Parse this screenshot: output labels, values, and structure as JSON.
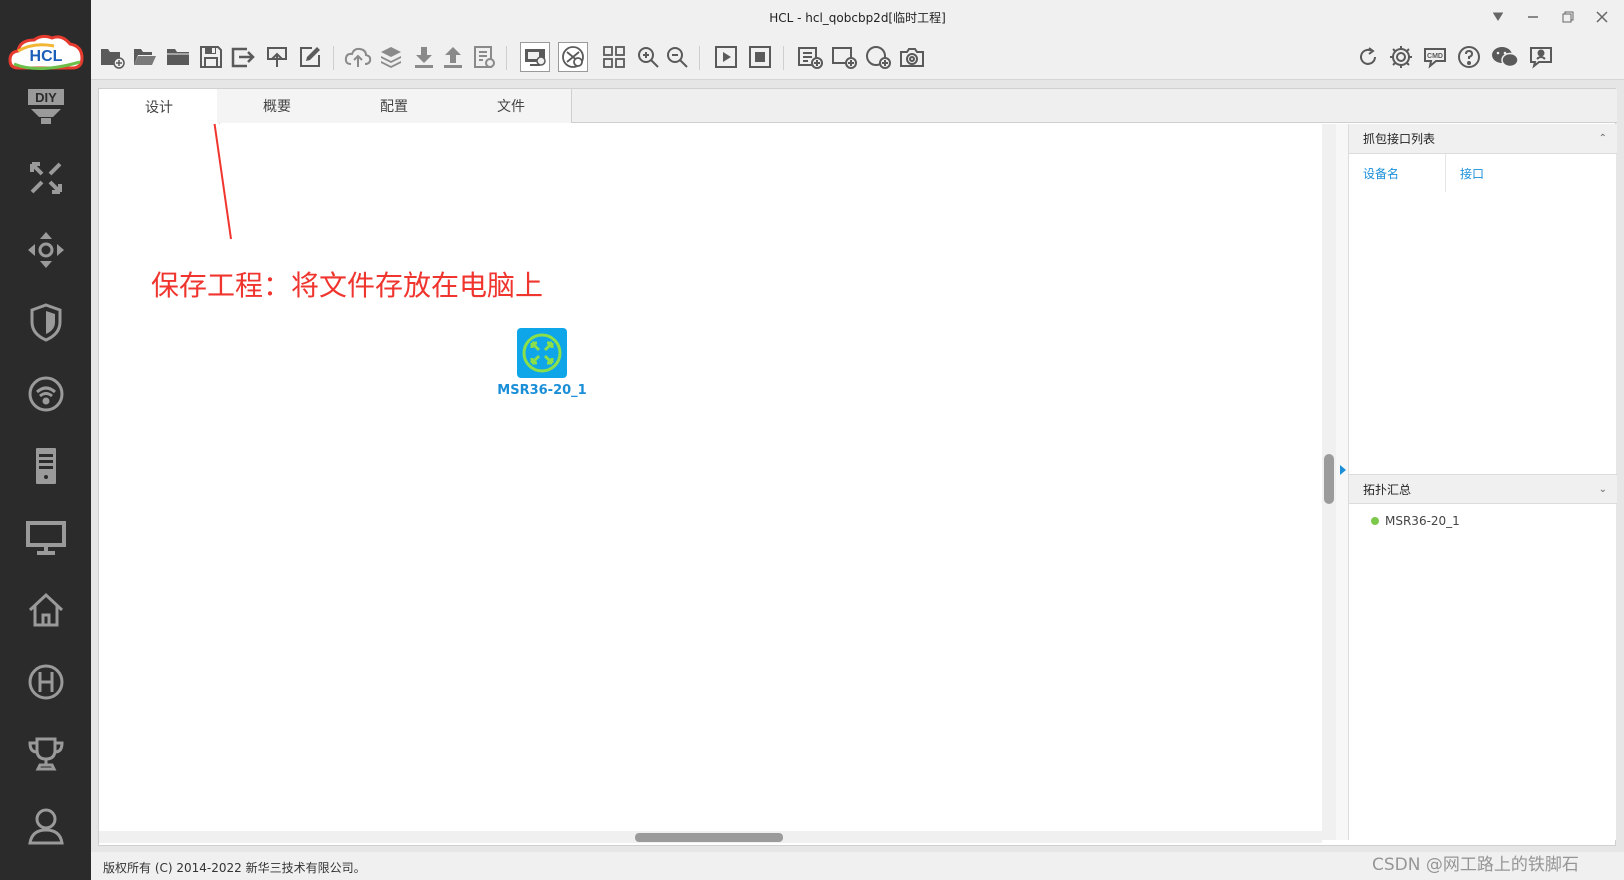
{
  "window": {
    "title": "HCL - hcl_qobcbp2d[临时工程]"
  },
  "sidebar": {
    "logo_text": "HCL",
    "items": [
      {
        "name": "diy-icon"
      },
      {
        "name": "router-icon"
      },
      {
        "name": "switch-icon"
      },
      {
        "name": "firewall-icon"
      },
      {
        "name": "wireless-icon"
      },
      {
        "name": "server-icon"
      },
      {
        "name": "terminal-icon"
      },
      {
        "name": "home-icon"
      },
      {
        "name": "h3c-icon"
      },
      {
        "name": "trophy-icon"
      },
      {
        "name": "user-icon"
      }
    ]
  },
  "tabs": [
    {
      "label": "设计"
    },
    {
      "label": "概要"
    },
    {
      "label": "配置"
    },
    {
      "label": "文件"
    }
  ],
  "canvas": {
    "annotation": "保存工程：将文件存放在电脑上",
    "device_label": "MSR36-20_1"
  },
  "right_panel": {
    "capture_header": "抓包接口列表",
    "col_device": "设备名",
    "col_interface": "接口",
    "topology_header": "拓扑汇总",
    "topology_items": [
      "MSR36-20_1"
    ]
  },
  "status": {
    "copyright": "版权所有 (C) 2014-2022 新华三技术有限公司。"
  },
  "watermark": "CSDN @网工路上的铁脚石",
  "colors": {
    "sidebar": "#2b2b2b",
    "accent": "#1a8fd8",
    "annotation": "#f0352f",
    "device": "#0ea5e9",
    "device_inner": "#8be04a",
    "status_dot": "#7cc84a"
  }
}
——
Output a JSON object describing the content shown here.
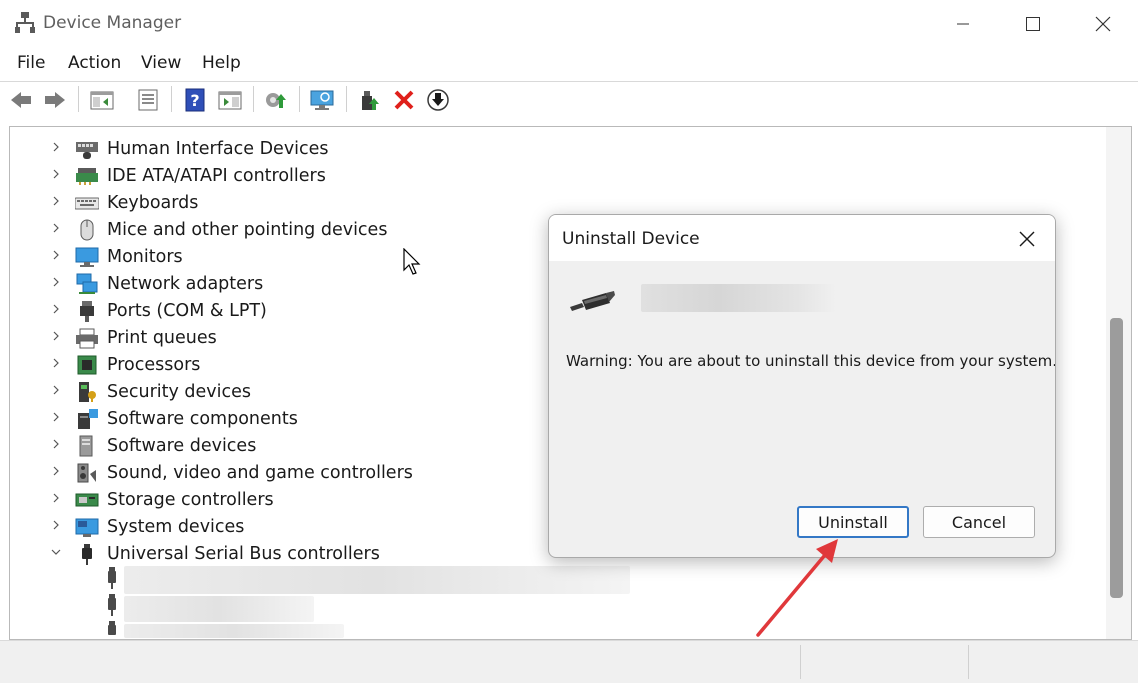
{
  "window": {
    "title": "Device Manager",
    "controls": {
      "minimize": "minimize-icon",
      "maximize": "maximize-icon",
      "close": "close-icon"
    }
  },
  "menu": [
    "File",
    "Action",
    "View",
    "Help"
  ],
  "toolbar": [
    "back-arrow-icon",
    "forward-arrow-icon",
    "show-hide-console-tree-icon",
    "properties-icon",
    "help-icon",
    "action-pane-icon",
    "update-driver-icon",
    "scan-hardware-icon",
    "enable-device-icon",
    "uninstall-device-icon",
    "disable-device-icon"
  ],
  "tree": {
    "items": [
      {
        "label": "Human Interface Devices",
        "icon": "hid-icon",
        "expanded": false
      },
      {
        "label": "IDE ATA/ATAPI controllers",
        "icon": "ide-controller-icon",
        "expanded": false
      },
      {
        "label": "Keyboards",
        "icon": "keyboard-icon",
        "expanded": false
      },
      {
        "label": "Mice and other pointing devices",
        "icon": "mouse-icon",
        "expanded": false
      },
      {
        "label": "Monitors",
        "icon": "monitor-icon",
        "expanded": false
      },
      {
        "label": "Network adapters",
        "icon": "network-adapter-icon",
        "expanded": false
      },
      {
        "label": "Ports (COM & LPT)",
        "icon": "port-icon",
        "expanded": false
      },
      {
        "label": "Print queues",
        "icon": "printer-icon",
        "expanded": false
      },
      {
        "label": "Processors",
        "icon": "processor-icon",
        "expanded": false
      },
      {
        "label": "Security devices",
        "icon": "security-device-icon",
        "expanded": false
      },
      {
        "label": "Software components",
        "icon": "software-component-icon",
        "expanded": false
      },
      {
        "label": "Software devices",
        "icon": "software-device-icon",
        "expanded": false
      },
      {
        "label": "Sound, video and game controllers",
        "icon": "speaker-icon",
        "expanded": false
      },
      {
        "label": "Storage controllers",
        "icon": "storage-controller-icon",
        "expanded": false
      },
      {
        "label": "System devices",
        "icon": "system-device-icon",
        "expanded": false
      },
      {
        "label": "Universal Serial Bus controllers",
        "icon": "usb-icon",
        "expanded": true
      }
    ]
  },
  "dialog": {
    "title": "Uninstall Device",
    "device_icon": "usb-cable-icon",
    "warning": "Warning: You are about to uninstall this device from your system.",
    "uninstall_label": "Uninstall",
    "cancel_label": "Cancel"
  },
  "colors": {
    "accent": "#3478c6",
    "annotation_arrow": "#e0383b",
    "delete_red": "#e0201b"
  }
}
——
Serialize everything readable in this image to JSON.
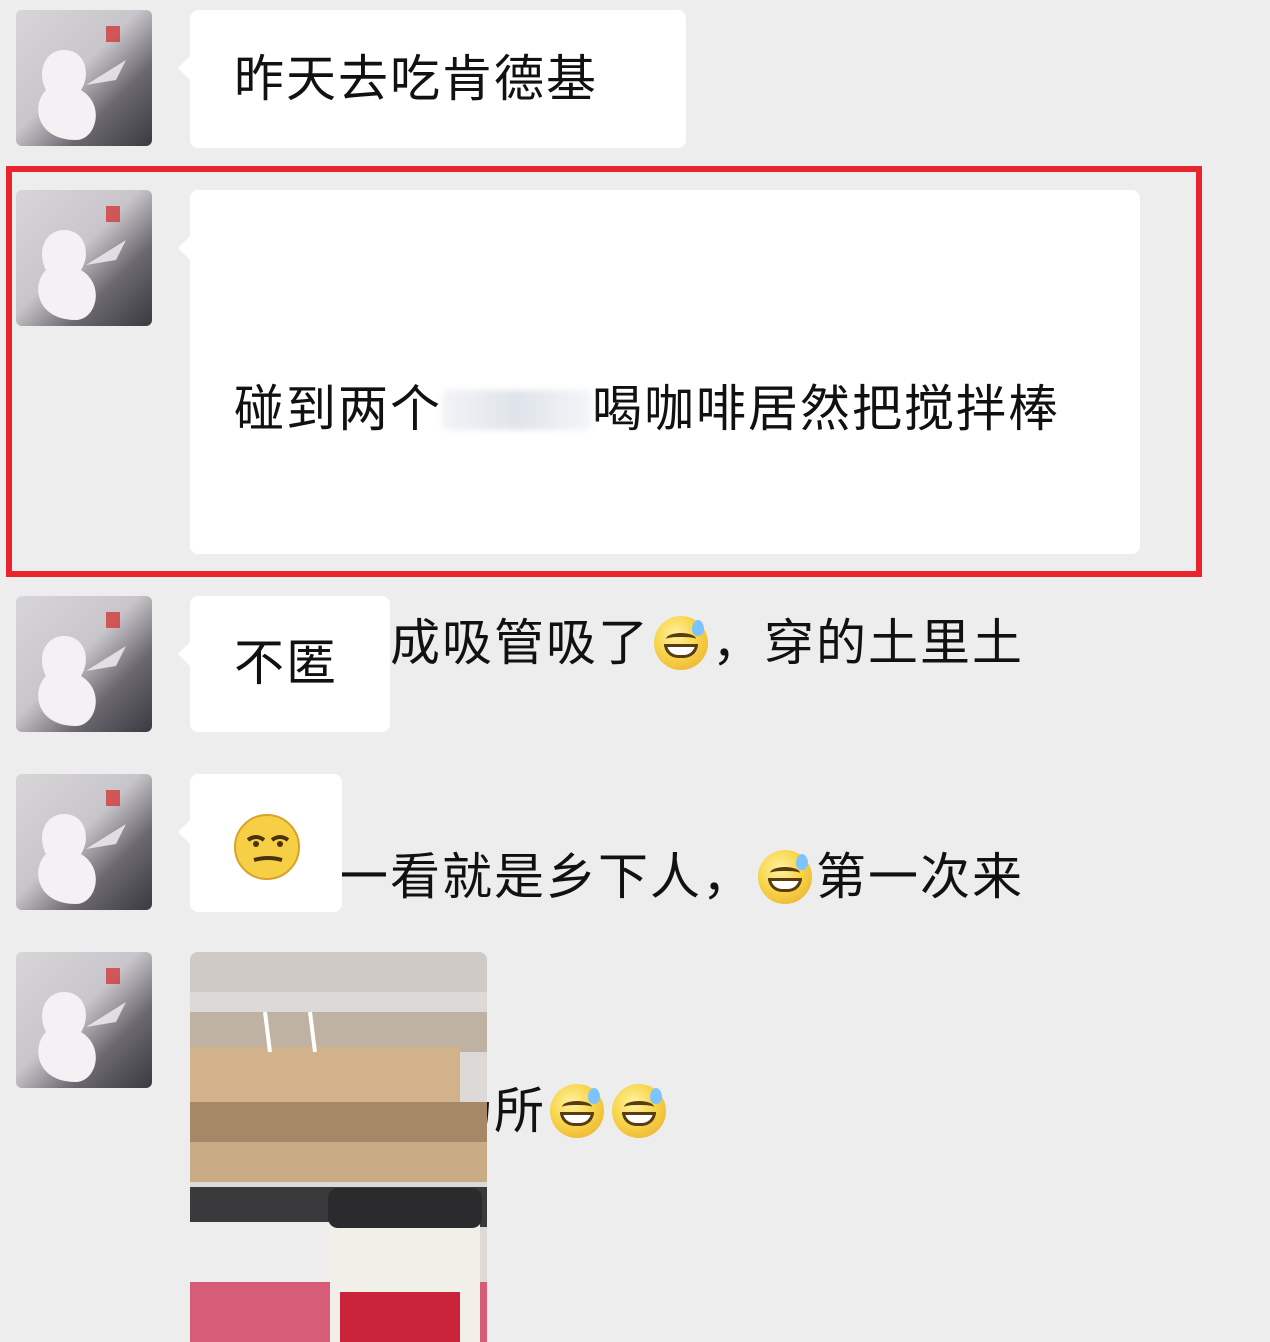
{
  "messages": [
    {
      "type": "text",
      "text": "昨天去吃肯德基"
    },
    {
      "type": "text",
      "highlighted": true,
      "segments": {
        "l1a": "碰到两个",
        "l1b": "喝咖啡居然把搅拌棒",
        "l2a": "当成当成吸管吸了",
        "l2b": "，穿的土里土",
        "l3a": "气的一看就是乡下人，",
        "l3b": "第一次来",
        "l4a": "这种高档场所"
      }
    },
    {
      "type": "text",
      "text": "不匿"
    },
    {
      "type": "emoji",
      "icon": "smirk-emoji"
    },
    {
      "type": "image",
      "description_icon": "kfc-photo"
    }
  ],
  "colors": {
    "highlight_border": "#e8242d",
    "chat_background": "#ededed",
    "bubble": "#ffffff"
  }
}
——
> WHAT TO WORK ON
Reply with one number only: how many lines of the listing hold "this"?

> RESULT BELOW
3